Although spot repair work was believed to be all the 10th green required, other putting surfaces didn’t fare quite as well from the flood. Stauffer said he feared the drainage tile and gravel blanket on the eighth green had heaved which would require a complete resurfacing.

The front tee deck on the 11th hole, which sits adjacent to the river, was in need of complete resurfacing. The jury was still out on the condition of the hole’s rear deck as of early April.

“My head is just spinning every day. You findsomething new and then you start thinking about it. You start thinking about the eighth green and about the bunkers and how we’re going to do this.”

What has helped Stauffer cope with the anxiety associated with a natural disaster of this magnitude is the understanding of Credit Valley’s membership.
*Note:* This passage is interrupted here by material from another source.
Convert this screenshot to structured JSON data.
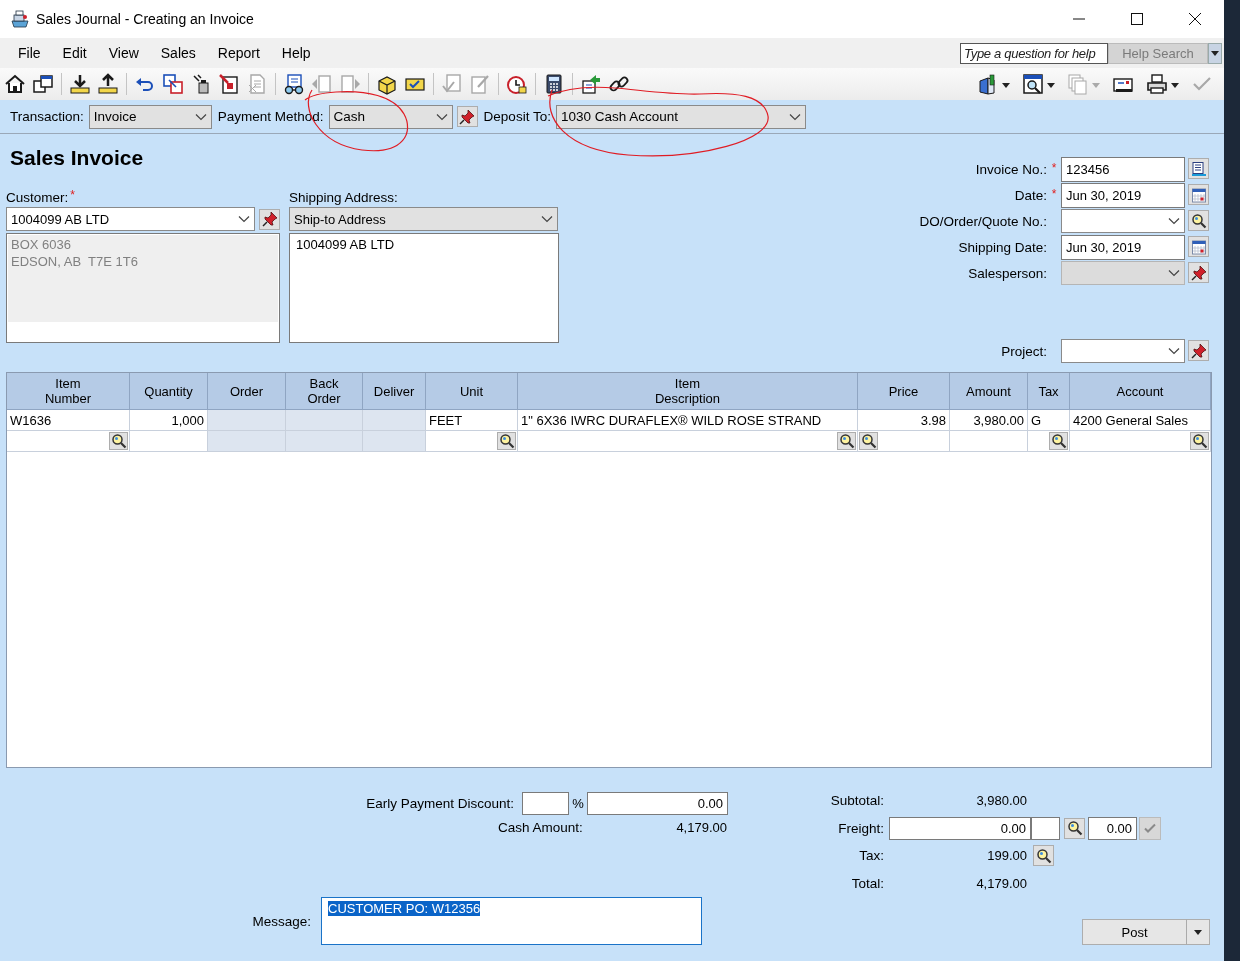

In fact, several members have banded together on a few occasions to help with the cleanup work. In late March, 110 members turned out on a Saturday morning, collectively contributing about 450 man hours of work.

“When my staff came in last Saturday and saw 110 members with rakes and shovels, it motivated my guys because we felt like we’re getting help. When my guys saw the members raking and shovelling, which is what they’d been doing the past two weeks, it motivated my guys a little bit.”

Specialty equipment has been offered for use to the golf course by both members and suppliers as well as by neighbouring courses such as Markland Wood and from the ClubLink Corp.

“If they have something they can offer, they’re offering it,” Stauffer said. “It’s very much appreciated.”
Cleanup help has also come from other sources. Staff from the pro shop contributed about 50 hours each with raking, and even Credit Valley’s food and beverage department chipped in.

“I think they have a greater appreciation for what we do.”

Telephone calls and email messages of support have reached Stauffer from all across Canada.

The Mississaugua Golf & Country Club, which borders Credit Valley, also sustained damage from the flood. Its fifth fairway incurred significant damage, at least one green was marred, and a bridge was swept downstream.
“Bob (Brewster, Mississaugua superintendent) and I meet on the treeline and console each other,” Stauffer quipped.
Both courses enjoy a solid working rapport with one another and frequently share information deemed helpful to the other, Stauffer said.

One of the more unfortunate setbacks from the flood damage was the loss of six or seven memorial trees that had been planted in remembrance of deceased club members. Stauffer contacted the families directly to inform them of the situation, and the club is ready to replace them, although their location could change.

“If they want them right back where they were, that’s fine. If they’d like us to find another location, we’ll give them that option as well.”

As of early April, Stauffer figured the cleanup and restoration work was moving along on scheduled.
“I see progress being made. When I think about how far we’ve come in two weeks, this is huge. I’m still optimistic that by mid-to-late June, we can give them holes eight through 13."

Stauffer said he wasn’t sure how to greet the early April weather, saying rain would help melt the ice chunks, but would also slow down work in other areas.

“I want the sun to come out and I want it to start warming up, but I don’t because that means I’m going to have to start redirecting some of my people to mowing.”

Holes nine and 10 were in need of resodding which Stauffer said he hoped to tackle in early May.

In spite of the overwhelming setback, Stauffer has maintained a sense of humour throughout his ordeal, chuckling over one of the more unusual finds among the washed up debris on the property.

“We found a tremendous amount of coconuts, either whole or in parts,” he said. “I bet we picked up well over 100 coconuts in different spots. It’s really bizarre how coconuts can show up.”

He said he wasn’t sure where they came from, but he suspected they were dumped from someone’s backyard upstream.

“It’s not the spring I was hoping for. It’s one of those unfortunate things. It’s a little bit of a reality check in some sense. We all think we’re in control of a lot of things, but at the end of the day there are things that are just out of our control. Mother Nature’s one of them.”